Information below:
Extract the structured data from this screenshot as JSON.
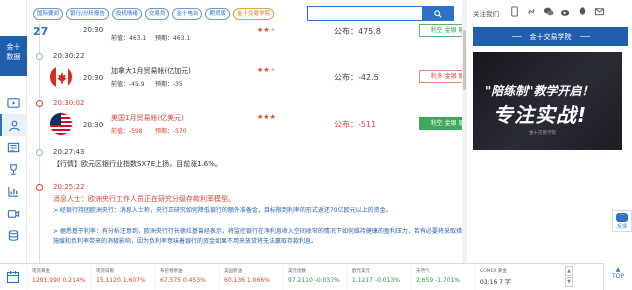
{
  "sidebar": {
    "brand_line1": "金十",
    "brand_line2": "数据"
  },
  "header": {
    "live_badge": "27",
    "tags": [
      "国际要闻",
      "银行/分析报告",
      "投机情绪",
      "交易员",
      "金十电台",
      "期货版",
      "金十交易学院"
    ],
    "search": {
      "placeholder": "",
      "value": ""
    }
  },
  "events": [
    {
      "time": "20:30",
      "title": "",
      "prev": "前值：463.1",
      "forecast": "预期：463.1",
      "stars": 2,
      "actual": "公布：475.8",
      "impact": "利空 金银 原油",
      "style": "outline-green"
    },
    {
      "stamp": "20:30:22",
      "time": "20:30",
      "title": "加拿大1月贸易帐(亿加元)",
      "prev": "前值：-45.9",
      "forecast": "预期：-35",
      "stars": 2,
      "actual": "公布：-42.5",
      "impact": "利多 金银 原油",
      "style": "outline-red"
    },
    {
      "stamp": "20:30:02",
      "time": "20:30",
      "title": "美国1月贸易帐(亿美元)",
      "prev": "前值：-598",
      "forecast": "预期：-570",
      "stars": 3,
      "actual": "公布：-511",
      "impact": "利空 金银 原油",
      "style": "solid-green"
    }
  ],
  "news": [
    {
      "time": "20:27:43",
      "text": "【行情】欧元区银行业指数SX7E上扬，目前涨1.6%。"
    },
    {
      "time": "20:25:22",
      "headline": "消息人士：欧洲央行工作人员正在研究分级存款利率模型。",
      "body1": "> 经银行持团欧洲央行：消息人士称，央行正研究如何降低银行的额外准备金，目标限到利率的形式返还70亿欧元以上的资金。",
      "body2": "> 据悉基于利率：有分析注意到，欧洲央行行长德拉基曾经表示，将监控银行在净利息收入空间收窄的情况下如何维持健康的盈利压力，若有必要将采取措施缓和负利率带来的消极影响，因为负利率意味着银行的资金如果不用来放贷将无法赢取存款利息。"
    }
  ],
  "right_panel": {
    "follow_label": "关注我们",
    "academy_title": "金十交易学院",
    "banner_line1": "\"陪练制\"教学开启！",
    "banner_line2": "专注实战!",
    "banner_logo": "金十交易学院",
    "float_label": "反馈"
  },
  "ticker": [
    {
      "name": "现货黄金",
      "value": "1291.990  0.214%",
      "color": "red"
    },
    {
      "name": "现货白银",
      "value": "15.1120  1.607%",
      "color": "red"
    },
    {
      "name": "布伦特原油",
      "value": "67.575  0.453%",
      "color": "red"
    },
    {
      "name": "美国原油",
      "value": "60.136  1.066%",
      "color": "red"
    },
    {
      "name": "美元指数",
      "value": "97.2110  -0.037%",
      "color": "green"
    },
    {
      "name": "欧元美元",
      "value": "1.1217  -0.013%",
      "color": "green"
    },
    {
      "name": "天然气",
      "value": "2.659  -1.701%",
      "color": "green"
    },
    {
      "name": "COMEX 黄金",
      "value": "03:16  7 字",
      "color": "dark"
    }
  ],
  "top_button": "TOP",
  "colors": {
    "brand": "#1f5fae",
    "up": "#e04a2c",
    "down": "#2e9a4c"
  }
}
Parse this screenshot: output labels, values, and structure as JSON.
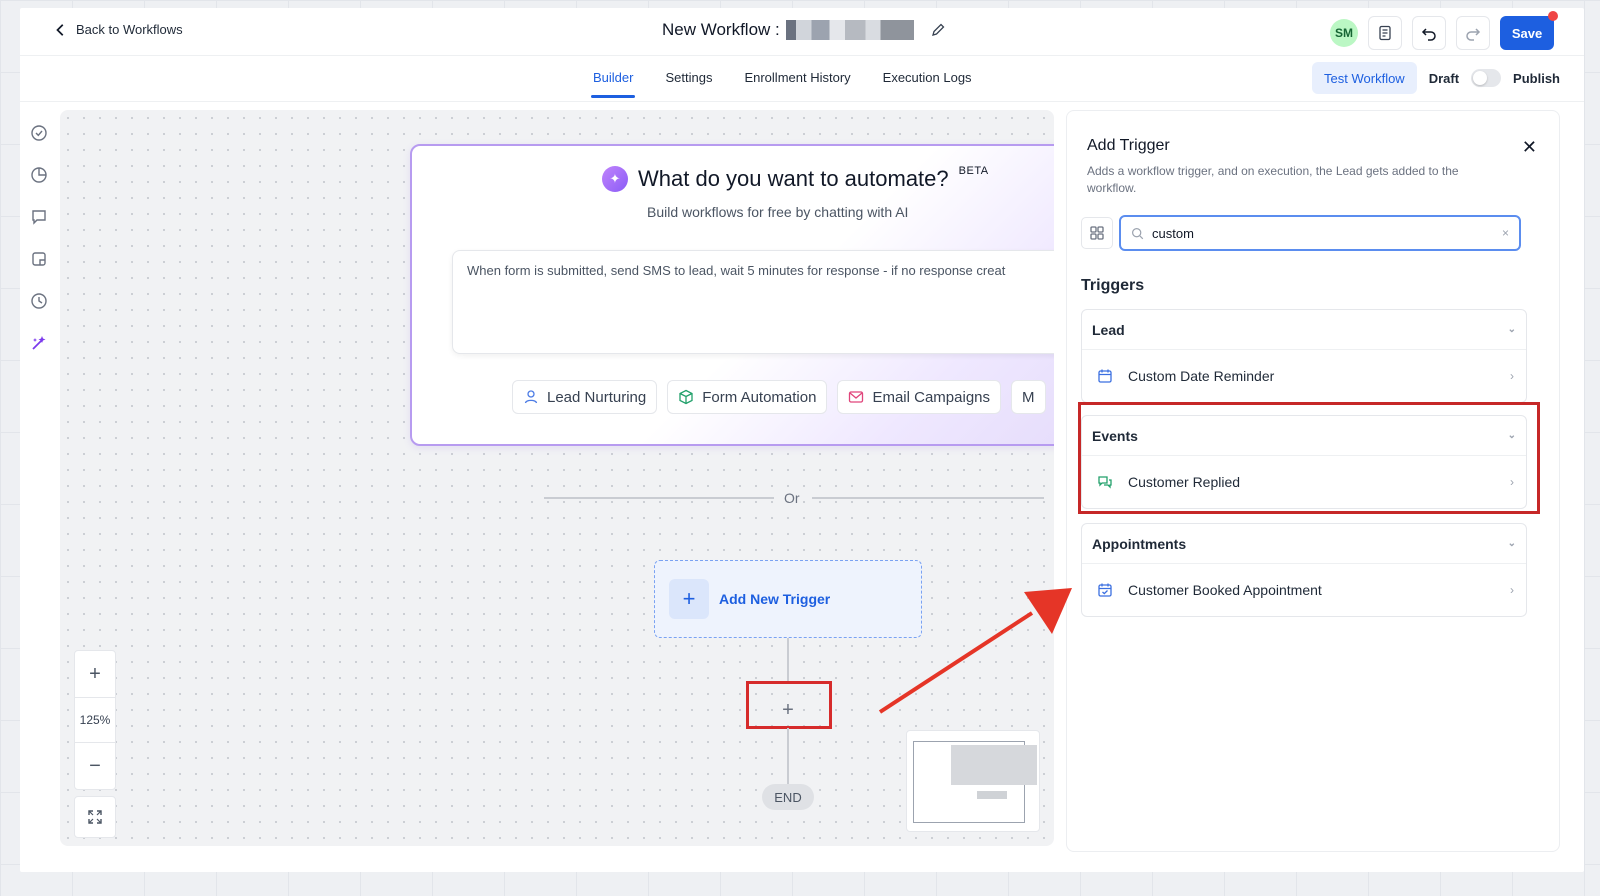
{
  "header": {
    "back_label": "Back to Workflows",
    "workflow_title": "New Workflow :",
    "avatar_initials": "SM",
    "save_label": "Save"
  },
  "tabs": [
    {
      "label": "Builder",
      "active": true
    },
    {
      "label": "Settings",
      "active": false
    },
    {
      "label": "Enrollment History",
      "active": false
    },
    {
      "label": "Execution Logs",
      "active": false
    }
  ],
  "tab_actions": {
    "test_workflow": "Test Workflow",
    "draft": "Draft",
    "publish": "Publish"
  },
  "ai_card": {
    "title": "What do you want to automate?",
    "badge": "BETA",
    "subtitle": "Build workflows for free by chatting with AI",
    "prompt_text": "When form is submitted, send SMS to lead, wait 5 minutes for response - if no response creat",
    "chips": [
      {
        "label": "Lead Nurturing",
        "icon": "user-icon"
      },
      {
        "label": "Form Automation",
        "icon": "cube-icon"
      },
      {
        "label": "Email Campaigns",
        "icon": "mail-icon"
      },
      {
        "label": "M",
        "icon": ""
      }
    ]
  },
  "canvas": {
    "or_text": "Or",
    "add_trigger_label": "Add New Trigger",
    "add_node_symbol": "+",
    "end_label": "END",
    "zoom_level": "125%",
    "zoom_in": "+",
    "zoom_out": "−"
  },
  "panel": {
    "title": "Add Trigger",
    "close_symbol": "✕",
    "description": "Adds a workflow trigger, and on execution, the Lead gets added to the workflow.",
    "search_value": "custom",
    "search_clear": "×",
    "section_title": "Triggers",
    "groups": [
      {
        "name": "Lead",
        "items": [
          {
            "label": "Custom Date Reminder",
            "icon": "calendar-icon"
          }
        ]
      },
      {
        "name": "Events",
        "items": [
          {
            "label": "Customer Replied",
            "icon": "chat-icon"
          }
        ]
      },
      {
        "name": "Appointments",
        "items": [
          {
            "label": "Customer Booked Appointment",
            "icon": "calendar-check-icon"
          }
        ]
      }
    ]
  },
  "colors": {
    "primary": "#1d5fe0",
    "annotation_red": "#d62b2b",
    "ai_border": "#b79bf0"
  }
}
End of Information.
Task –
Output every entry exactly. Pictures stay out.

Written response –
Extract the structured data from this screenshot as JSON.
{
  "sidebar": {
    "brand_line1": "金十",
    "brand_line2": "数据"
  },
  "header": {
    "live_badge": "27",
    "tags": [
      "国际要闻",
      "银行/分析报告",
      "投机情绪",
      "交易员",
      "金十电台",
      "期货版",
      "金十交易学院"
    ],
    "search": {
      "placeholder": "",
      "value": ""
    }
  },
  "events": [
    {
      "time": "20:30",
      "title": "",
      "prev": "前值：463.1",
      "forecast": "预期：463.1",
      "stars": 2,
      "actual": "公布：475.8",
      "impact": "利空 金银 原油",
      "style": "outline-green"
    },
    {
      "stamp": "20:30:22",
      "time": "20:30",
      "title": "加拿大1月贸易帐(亿加元)",
      "prev": "前值：-45.9",
      "forecast": "预期：-35",
      "stars": 2,
      "actual": "公布：-42.5",
      "impact": "利多 金银 原油",
      "style": "outline-red"
    },
    {
      "stamp": "20:30:02",
      "time": "20:30",
      "title": "美国1月贸易帐(亿美元)",
      "prev": "前值：-598",
      "forecast": "预期：-570",
      "stars": 3,
      "actual": "公布：-511",
      "impact": "利空 金银 原油",
      "style": "solid-green"
    }
  ],
  "news": [
    {
      "time": "20:27:43",
      "text": "【行情】欧元区银行业指数SX7E上扬，目前涨1.6%。"
    },
    {
      "time": "20:25:22",
      "headline": "消息人士：欧洲央行工作人员正在研究分级存款利率模型。",
      "body1": "> 经银行持团欧洲央行：消息人士称，央行正研究如何降低银行的额外准备金，目标限到利率的形式返还70亿欧元以上的资金。",
      "body2": "> 据悉基于利率：有分析注意到，欧洲央行行长德拉基曾经表示，将监控银行在净利息收入空间收窄的情况下如何维持健康的盈利压力，若有必要将采取措施缓和负利率带来的消极影响，因为负利率意味着银行的资金如果不用来放贷将无法赢取存款利息。"
    }
  ],
  "right_panel": {
    "follow_label": "关注我们",
    "academy_title": "金十交易学院",
    "banner_line1": "\"陪练制\"教学开启！",
    "banner_line2": "专注实战!",
    "banner_logo": "金十交易学院",
    "float_label": "反馈"
  },
  "ticker": [
    {
      "name": "现货黄金",
      "value": "1291.990  0.214%",
      "color": "red"
    },
    {
      "name": "现货白银",
      "value": "15.1120  1.607%",
      "color": "red"
    },
    {
      "name": "布伦特原油",
      "value": "67.575  0.453%",
      "color": "red"
    },
    {
      "name": "美国原油",
      "value": "60.136  1.066%",
      "color": "red"
    },
    {
      "name": "美元指数",
      "value": "97.2110  -0.037%",
      "color": "green"
    },
    {
      "name": "欧元美元",
      "value": "1.1217  -0.013%",
      "color": "green"
    },
    {
      "name": "天然气",
      "value": "2.659  -1.701%",
      "color": "green"
    },
    {
      "name": "COMEX 黄金",
      "value": "03:16  7 字",
      "color": "dark"
    }
  ],
  "top_button": "TOP",
  "colors": {
    "brand": "#1f5fae",
    "up": "#e04a2c",
    "down": "#2e9a4c"
  }
}
Parse this screenshot: output labels, values, and structure as JSON.
{
  "header": {
    "back_label": "Back to Workflows",
    "workflow_title": "New Workflow :",
    "avatar_initials": "SM",
    "save_label": "Save"
  },
  "tabs": [
    {
      "label": "Builder",
      "active": true
    },
    {
      "label": "Settings",
      "active": false
    },
    {
      "label": "Enrollment History",
      "active": false
    },
    {
      "label": "Execution Logs",
      "active": false
    }
  ],
  "tab_actions": {
    "test_workflow": "Test Workflow",
    "draft": "Draft",
    "publish": "Publish"
  },
  "ai_card": {
    "title": "What do you want to automate?",
    "badge": "BETA",
    "subtitle": "Build workflows for free by chatting with AI",
    "prompt_text": "When form is submitted, send SMS to lead, wait 5 minutes for response - if no response creat",
    "chips": [
      {
        "label": "Lead Nurturing",
        "icon": "user-icon"
      },
      {
        "label": "Form Automation",
        "icon": "cube-icon"
      },
      {
        "label": "Email Campaigns",
        "icon": "mail-icon"
      },
      {
        "label": "M",
        "icon": ""
      }
    ]
  },
  "canvas": {
    "or_text": "Or",
    "add_trigger_label": "Add New Trigger",
    "add_node_symbol": "+",
    "end_label": "END",
    "zoom_level": "125%",
    "zoom_in": "+",
    "zoom_out": "−"
  },
  "panel": {
    "title": "Add Trigger",
    "close_symbol": "✕",
    "description": "Adds a workflow trigger, and on execution, the Lead gets added to the workflow.",
    "search_value": "custom",
    "search_clear": "×",
    "section_title": "Triggers",
    "groups": [
      {
        "name": "Lead",
        "items": [
          {
            "label": "Custom Date Reminder",
            "icon": "calendar-icon"
          }
        ]
      },
      {
        "name": "Events",
        "items": [
          {
            "label": "Customer Replied",
            "icon": "chat-icon"
          }
        ]
      },
      {
        "name": "Appointments",
        "items": [
          {
            "label": "Customer Booked Appointment",
            "icon": "calendar-check-icon"
          }
        ]
      }
    ]
  },
  "colors": {
    "primary": "#1d5fe0",
    "annotation_red": "#d62b2b",
    "ai_border": "#b79bf0"
  }
}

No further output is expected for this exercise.